The true English lady is immaculate but never extravagant; she has no need to impress, only to be polished.
No matter where you are in the world, fashion remains distinct. Parisians are praised for their tailored, effortless fashion, while Spanish ladies have mastered smart-casual styling and New Yorkers are known for their relaxed, edgy looks — but how do English ladies fair?
In the UK, fashion is definitively eclectic, varying from region-to-region. English ladies are renowned for their poise, with many wearing quintessentially British clothing. Here, Fulton Umbrellas — the brand behind the Royal Family’s iconic clear umbrellas — explains the wardrobe essentials for English women.
Being prepared for the ever-changeable British weather is essential for English ladies. To ensure they’re prepared for each and every downpour, an umbrella is a must. Styles can vary wildly.
In terms of search interest, they’re most popular in Southampton, Bristol and Croydon. Attracting 33,100 searches each month.

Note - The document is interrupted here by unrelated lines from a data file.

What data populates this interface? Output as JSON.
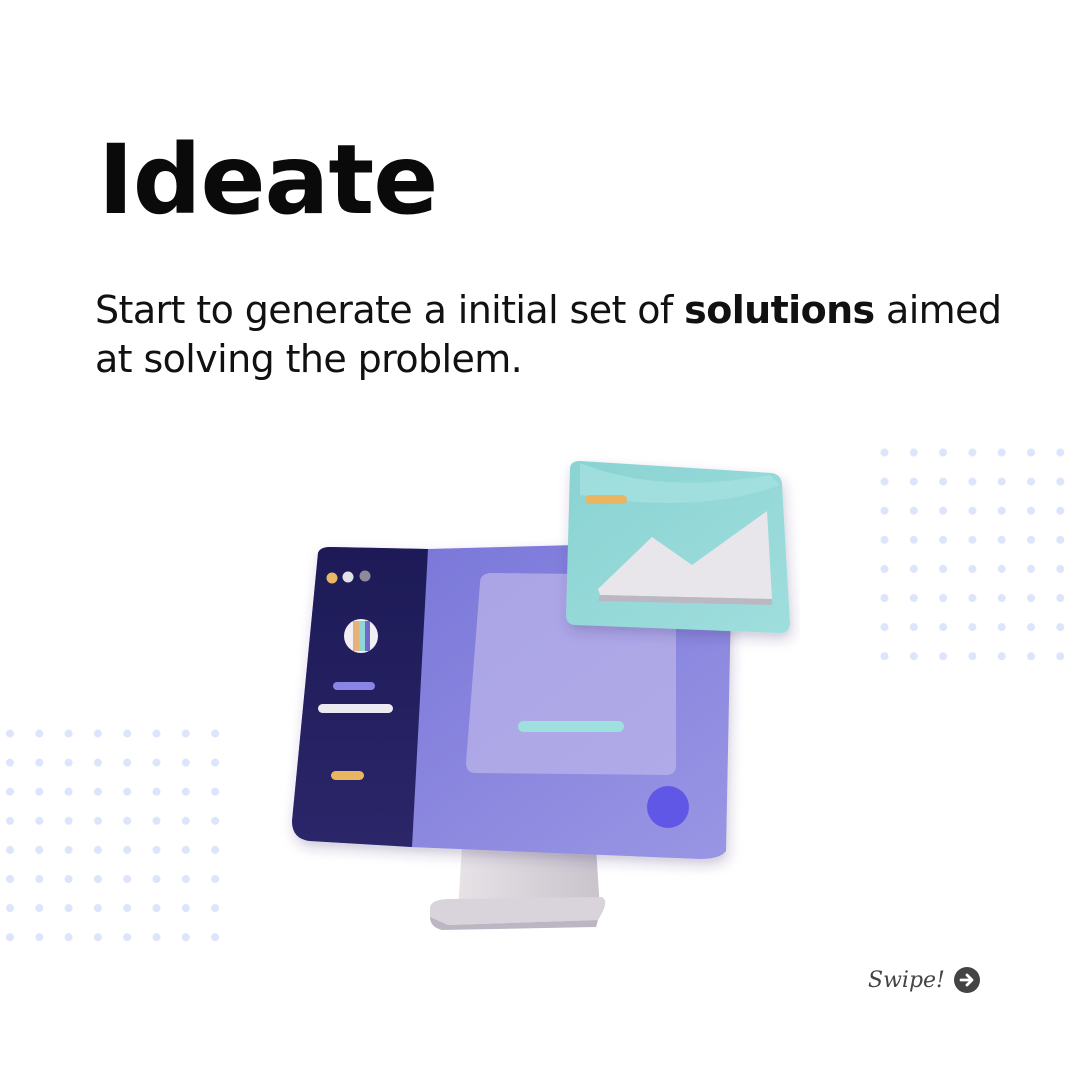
{
  "slide": {
    "title": "Ideate",
    "subtitle_before": "Start to generate a initial set of ",
    "subtitle_bold": "solutions",
    "subtitle_after": " aimed at solving the problem."
  },
  "swipe": {
    "label": "Swipe!",
    "icon": "arrow-right-circle-icon"
  },
  "colors": {
    "dots": "#dce5fb",
    "monitor_sidebar": "#1e1b5a",
    "monitor_screen": "#8b86e0",
    "photo_card": "#8fd6d4",
    "accent_button": "#6157e6",
    "swipe_icon": "#444444"
  }
}
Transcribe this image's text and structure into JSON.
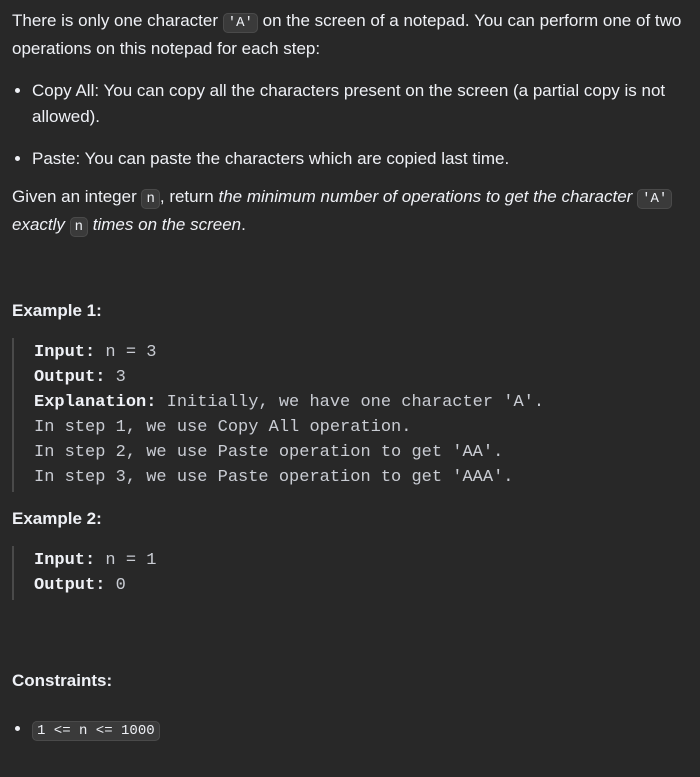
{
  "intro": {
    "t1": "There is only one character ",
    "code_a": "'A'",
    "t2": " on the screen of a notepad. You can perform one of two operations on this notepad for each step:"
  },
  "operations": [
    "Copy All: You can copy all the characters present on the screen (a partial copy is not allowed).",
    "Paste: You can paste the characters which are copied last time."
  ],
  "given": {
    "t1": "Given an integer ",
    "code_n": "n",
    "t2": ", return ",
    "em1": "the minimum number of operations to get the character ",
    "code_a": "'A'",
    "em2": " exactly ",
    "code_n2": "n",
    "em3": " times on the screen",
    "t3": "."
  },
  "example1": {
    "title": "Example 1:",
    "input_label": "Input:",
    "input_value": " n = 3",
    "output_label": "Output:",
    "output_value": " 3",
    "explanation_label": "Explanation:",
    "explanation_value": " Initially, we have one character 'A'.",
    "line2": "In step 1, we use Copy All operation.",
    "line3": "In step 2, we use Paste operation to get 'AA'.",
    "line4": "In step 3, we use Paste operation to get 'AAA'."
  },
  "example2": {
    "title": "Example 2:",
    "input_label": "Input:",
    "input_value": " n = 1",
    "output_label": "Output:",
    "output_value": " 0"
  },
  "constraints": {
    "title": "Constraints:",
    "items": [
      "1 <= n <= 1000"
    ]
  }
}
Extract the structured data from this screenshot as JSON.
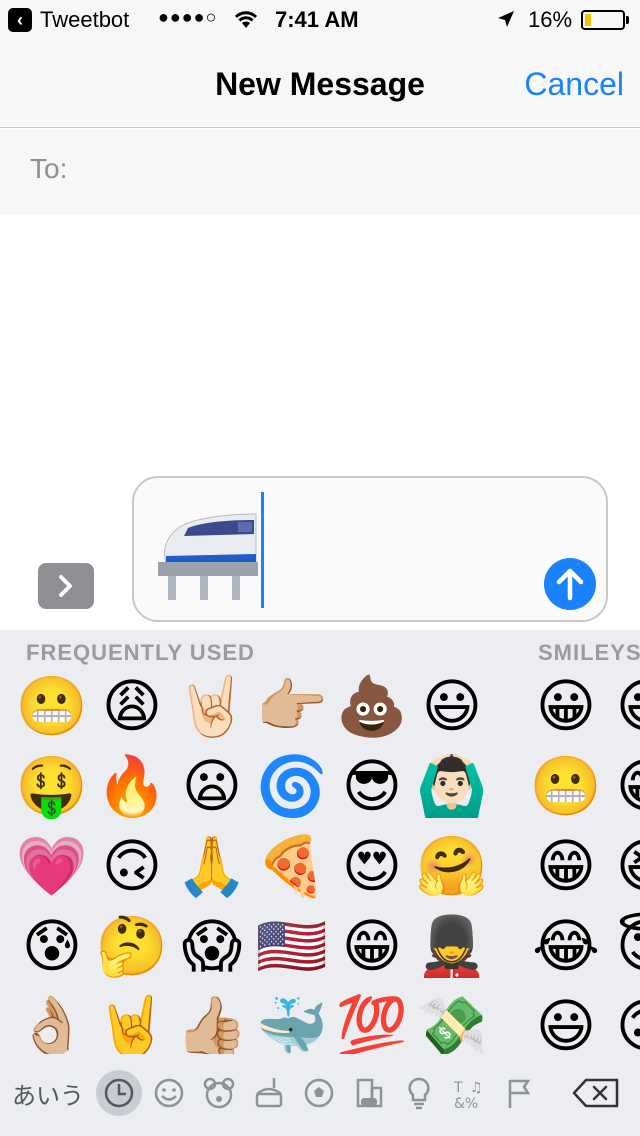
{
  "status_bar": {
    "back_app": "Tweetbot",
    "signal": "●●●●○",
    "time": "7:41 AM",
    "battery_percent": "16%",
    "battery_level": 0.16,
    "battery_color": "#f5c400",
    "icons": [
      "back-icon",
      "wifi-icon",
      "location-arrow-icon",
      "battery-icon"
    ]
  },
  "nav": {
    "title": "New Message",
    "cancel_label": "Cancel",
    "accent": "#1a82fb"
  },
  "to_row": {
    "label": "To:",
    "value": ""
  },
  "compose": {
    "content_emoji": "🚝",
    "send_icon": "arrow-up-icon",
    "expand_icon": "chevron-right-icon"
  },
  "keyboard": {
    "section_frequent": "FREQUENTLY USED",
    "section_smileys": "SMILEYS",
    "frequent": [
      "😬",
      "😩",
      "🤘🏻",
      "👉🏼",
      "💩",
      "😃",
      "🤑",
      "🔥",
      "😦",
      "🌀",
      "😎",
      "🙆🏻‍♂️",
      "💗",
      "🙃",
      "🙏",
      "🍕",
      "😍",
      "🤗",
      "😰",
      "🤔",
      "😱",
      "🇺🇸",
      "😁",
      "💂",
      "👌🏼",
      "🤘",
      "👍🏼",
      "🐳",
      "💯",
      "💸"
    ],
    "smileys": [
      "😀",
      "😃",
      "😬",
      "😁",
      "😁",
      "😆",
      "😂",
      "😇",
      "😃",
      "🙃"
    ],
    "bottom": {
      "abc_label": "あいう",
      "categories": [
        "clock-icon",
        "smiley-icon",
        "bear-icon",
        "food-icon",
        "ball-icon",
        "building-icon",
        "bulb-icon",
        "symbols-icon",
        "flag-icon"
      ],
      "active_category": "clock-icon",
      "delete_icon": "delete-icon"
    }
  }
}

Linen is one of the first fibres that people made into string and cloth. Linen comes from the flax plant, which grows all over the Mediterranean region and Central Asia. Flax is a tall, reed-like plant, with long fibres which make it easy to spin into thread. Most popular in London searches.
Cashmere is made from the processing of the hair of the Capra Hircus that lives in the Tibetan highlands, in the Himalayas and principally in Mongolia. This animal produces a particularly fine wool that is soft and warm, which protects it from the harshness of winter. Most popular in London searches, attracting 8,100 monthly searches.
An English luxury fashion brand founded by John Barbour in 1894, that designs, manufactures and markets weatherproof outerwear, ready-to-wear, leather goods, shoes and accessories for men, women and children under the Barbour brand.
In terms of search interest, they’re most popular in Newcastle, Leeds and Norwich, attracting 40,500 monthly searches.
Fascinators are a type of formal millinery popular with English women. Becoming popular in the early 20th century, the delicate, decorative headpieces attracted attention on a global scale back in April 2011, at Prince William and Kate Middleton’s royal wedding.
Fascinators remain ever-popular in Britain, although they’re usually only worn for formal occasions, such as weddings and race days. In terms of search interest, they’re most popular in Newcastle, closely followed by Liverpool and Hull attracting 60,500 monthly searches.
There are some fascinator faux pas that are to be avoided:
- Ditch the elastic — some fascinators have an elastic strap — wearing this under the chin is a big no-no. Instead, it should be worn underneath the hair at the nape of the neck.
- Choose a side — fashionistas like Victoria Beckham may have worn their fascinators straight-on, however, it’s a bold look that is difficult to pull off. Generally, they should be worn on either the left or right side of the head.